Our own university has also made a clear statement about values, stressing cosmopolitanism and diverse community. We find ourselves then, as a research community, in a space between competing notions of values. Some of us have strong views on place, family, religion and identity in which values of heritage, identity and rootedness are fundamental. Others are exploring disruptions to those values and champion technology, commerce, mobility, plurality and transformation in their thinking and research.

Our Centre lives and breathes these tensions every day. We have courses and students and research projects that grapple with these different and sometimes conflicting epistemologies.

phd photo

We recently worked through some of this at our 2017/2018 Postgraduate Research Day in which staff and PhD students came together for the beginning of a new academic year, to share new research, issues, anxieties, challenges and opportunities. This year we had three PhD students deliver papers, Jufang Wang on Online Content Platforms in China, Deema Sonbol on Female Entrepreneurs in Saudi Arabia and Hanzhi Ruan on Chinese National Identity. Colleagues at the Centre could offer valuable feedback and there was a general air of fun, generosity and humour as well as intellectual rigour in the discussions and debates that followed the papers. We all learned from one another, we shared our value systems and we negotiated between competing ideas.

We had a broader discussion about how PhD students can contribute to the research environment of the Centre for Cultural & Media Policy Studies through inviting speakers, organising conferences, reading groups and generally socialising and sharing ideas. This is not always possible if we feel disconnected from one another but we have now created a space at the heart of CMPS in Millburn House for our PhD students where they can feel at home, recognising that a sense of place is just as important as a sense of purpose or project.

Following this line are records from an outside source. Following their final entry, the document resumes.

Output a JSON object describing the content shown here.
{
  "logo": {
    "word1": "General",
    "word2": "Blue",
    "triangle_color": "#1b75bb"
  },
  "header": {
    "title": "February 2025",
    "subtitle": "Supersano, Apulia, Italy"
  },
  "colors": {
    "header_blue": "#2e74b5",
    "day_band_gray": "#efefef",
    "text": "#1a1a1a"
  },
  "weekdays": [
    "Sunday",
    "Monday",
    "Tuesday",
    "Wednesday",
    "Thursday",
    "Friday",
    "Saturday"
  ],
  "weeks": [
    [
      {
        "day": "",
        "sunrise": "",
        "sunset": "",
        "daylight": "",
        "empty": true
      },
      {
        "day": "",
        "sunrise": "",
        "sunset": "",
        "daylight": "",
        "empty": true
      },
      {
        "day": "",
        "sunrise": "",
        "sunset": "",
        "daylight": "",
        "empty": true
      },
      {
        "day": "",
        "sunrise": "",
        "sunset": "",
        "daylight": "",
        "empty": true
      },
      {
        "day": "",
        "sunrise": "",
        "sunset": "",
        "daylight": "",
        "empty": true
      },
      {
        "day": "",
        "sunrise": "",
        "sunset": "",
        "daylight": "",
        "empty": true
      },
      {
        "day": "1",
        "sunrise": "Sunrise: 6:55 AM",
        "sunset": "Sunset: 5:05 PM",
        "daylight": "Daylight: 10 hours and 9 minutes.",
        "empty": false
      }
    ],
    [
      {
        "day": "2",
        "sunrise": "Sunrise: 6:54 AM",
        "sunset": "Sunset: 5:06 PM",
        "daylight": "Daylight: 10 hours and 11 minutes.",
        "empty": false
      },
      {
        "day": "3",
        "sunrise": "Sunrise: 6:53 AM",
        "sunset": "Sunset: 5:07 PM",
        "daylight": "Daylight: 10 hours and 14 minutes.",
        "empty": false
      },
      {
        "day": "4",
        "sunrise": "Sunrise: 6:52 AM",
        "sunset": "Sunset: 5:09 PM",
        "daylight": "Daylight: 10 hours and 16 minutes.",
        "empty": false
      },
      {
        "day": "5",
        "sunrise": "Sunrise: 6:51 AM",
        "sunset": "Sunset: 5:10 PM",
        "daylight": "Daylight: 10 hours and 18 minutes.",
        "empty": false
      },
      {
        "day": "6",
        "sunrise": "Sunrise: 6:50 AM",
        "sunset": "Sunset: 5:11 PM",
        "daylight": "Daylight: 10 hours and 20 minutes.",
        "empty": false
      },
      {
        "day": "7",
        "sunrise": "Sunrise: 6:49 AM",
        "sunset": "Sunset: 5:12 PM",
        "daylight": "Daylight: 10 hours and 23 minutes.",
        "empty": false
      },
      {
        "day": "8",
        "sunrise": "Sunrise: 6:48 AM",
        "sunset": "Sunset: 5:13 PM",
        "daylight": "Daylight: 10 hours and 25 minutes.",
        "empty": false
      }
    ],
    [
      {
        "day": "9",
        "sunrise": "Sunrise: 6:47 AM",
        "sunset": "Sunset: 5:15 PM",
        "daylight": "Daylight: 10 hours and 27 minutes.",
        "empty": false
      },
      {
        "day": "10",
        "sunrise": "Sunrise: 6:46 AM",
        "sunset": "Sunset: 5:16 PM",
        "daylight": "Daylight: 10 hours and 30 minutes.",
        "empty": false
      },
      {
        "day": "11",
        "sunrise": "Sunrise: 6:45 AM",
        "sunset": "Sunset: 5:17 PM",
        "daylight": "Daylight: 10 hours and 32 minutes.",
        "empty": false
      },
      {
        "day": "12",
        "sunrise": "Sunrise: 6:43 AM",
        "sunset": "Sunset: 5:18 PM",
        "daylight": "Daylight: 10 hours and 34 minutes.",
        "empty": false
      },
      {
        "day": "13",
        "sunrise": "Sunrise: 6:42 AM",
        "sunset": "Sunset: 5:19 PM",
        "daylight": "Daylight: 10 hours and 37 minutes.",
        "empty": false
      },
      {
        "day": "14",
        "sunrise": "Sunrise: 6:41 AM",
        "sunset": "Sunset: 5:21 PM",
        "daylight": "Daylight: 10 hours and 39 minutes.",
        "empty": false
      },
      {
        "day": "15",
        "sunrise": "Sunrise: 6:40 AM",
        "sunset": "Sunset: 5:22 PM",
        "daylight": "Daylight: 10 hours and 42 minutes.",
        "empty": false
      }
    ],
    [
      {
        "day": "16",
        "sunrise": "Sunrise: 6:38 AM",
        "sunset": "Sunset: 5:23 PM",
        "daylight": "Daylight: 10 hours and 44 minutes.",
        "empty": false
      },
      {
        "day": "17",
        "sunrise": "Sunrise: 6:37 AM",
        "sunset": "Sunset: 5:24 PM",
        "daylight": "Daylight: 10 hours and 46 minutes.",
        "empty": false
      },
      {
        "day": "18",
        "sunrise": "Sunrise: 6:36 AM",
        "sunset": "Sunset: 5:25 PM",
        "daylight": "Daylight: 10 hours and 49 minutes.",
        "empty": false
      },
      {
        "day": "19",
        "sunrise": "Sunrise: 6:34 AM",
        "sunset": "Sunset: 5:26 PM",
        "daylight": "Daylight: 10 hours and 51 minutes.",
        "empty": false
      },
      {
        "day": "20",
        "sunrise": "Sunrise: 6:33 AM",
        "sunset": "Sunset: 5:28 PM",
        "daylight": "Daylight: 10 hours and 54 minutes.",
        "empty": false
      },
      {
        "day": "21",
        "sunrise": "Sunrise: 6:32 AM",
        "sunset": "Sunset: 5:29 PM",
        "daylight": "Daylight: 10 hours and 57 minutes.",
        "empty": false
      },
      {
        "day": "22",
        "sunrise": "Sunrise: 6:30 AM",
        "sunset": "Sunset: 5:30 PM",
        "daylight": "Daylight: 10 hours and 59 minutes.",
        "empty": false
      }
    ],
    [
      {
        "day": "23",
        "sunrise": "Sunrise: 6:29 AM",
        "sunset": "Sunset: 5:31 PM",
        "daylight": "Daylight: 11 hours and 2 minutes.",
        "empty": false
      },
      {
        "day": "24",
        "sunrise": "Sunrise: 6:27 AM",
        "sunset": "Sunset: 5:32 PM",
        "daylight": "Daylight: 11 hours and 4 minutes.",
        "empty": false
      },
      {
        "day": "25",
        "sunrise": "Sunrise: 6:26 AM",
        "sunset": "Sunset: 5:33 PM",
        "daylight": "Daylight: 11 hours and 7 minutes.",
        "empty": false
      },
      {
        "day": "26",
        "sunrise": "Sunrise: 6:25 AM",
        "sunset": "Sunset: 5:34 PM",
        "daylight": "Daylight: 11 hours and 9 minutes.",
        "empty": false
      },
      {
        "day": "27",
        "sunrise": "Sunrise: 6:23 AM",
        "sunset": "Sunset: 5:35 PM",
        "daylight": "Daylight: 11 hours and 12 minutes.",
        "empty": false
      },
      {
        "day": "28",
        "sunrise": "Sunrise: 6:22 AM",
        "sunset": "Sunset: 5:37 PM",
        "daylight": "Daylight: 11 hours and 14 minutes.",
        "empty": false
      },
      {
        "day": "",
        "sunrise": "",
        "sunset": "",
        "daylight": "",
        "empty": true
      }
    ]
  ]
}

This led to some discussions about senses of place and identity and we undertook a self-evaluation of our networks, connections, people and projects that keep us busy and active as academic staff and as students. Such networks offer many directions for the future but they also create a sphere within which we operate, and it is the connectedness of those spheres that is key to development.

We also discussed research leadership, what it means to be a leader, how do we like to be led, and how PhD students can consider themselves research leaders: navigating, guiding, making decisions, organising, building consensus and taking control of their research, as well as encouraging those around them.

As part of an on-going renewal of the Centre’s strategy, I invited our PhD students to contribute to our strategy by discussing and agreeing upon the VALUES of the Centre for Cultural & Media Policy Studies. Some had been Masters students with us and so could draw upon a longer period of experience, one had coached Masters students after she completed her own course. Both the academic team and the PhD students agreed on three value statements that we all felt best described the teaching and research in the Centre, as well as all the other activities undertaken:


1) FRIENDSHIP & TOLERANCE – the opportunity to simply ‘hang out’ as well as the feeling of integration and the people-oriented nature of the Centre were highlighted

2) DIALOGUE & SELF-EXPRESSION – the opportunity for Eastern and Western ideas to engage with one another, for Global South and Global North to be in discussion, and the possibility that however idiosyncratic there is space for self-expression

3) INTEGRITY & RESPONSIBILITY – the opportunity to give feedback honestly to one another and for it be acted upon diligently


These represent not only good principles for all scholarly work, and a solid basis for a productive research year ahead for students and supervisors, but they also represent a need to have a wider acknowledgement of the need to bring different value-systems together and agree upon some shared values.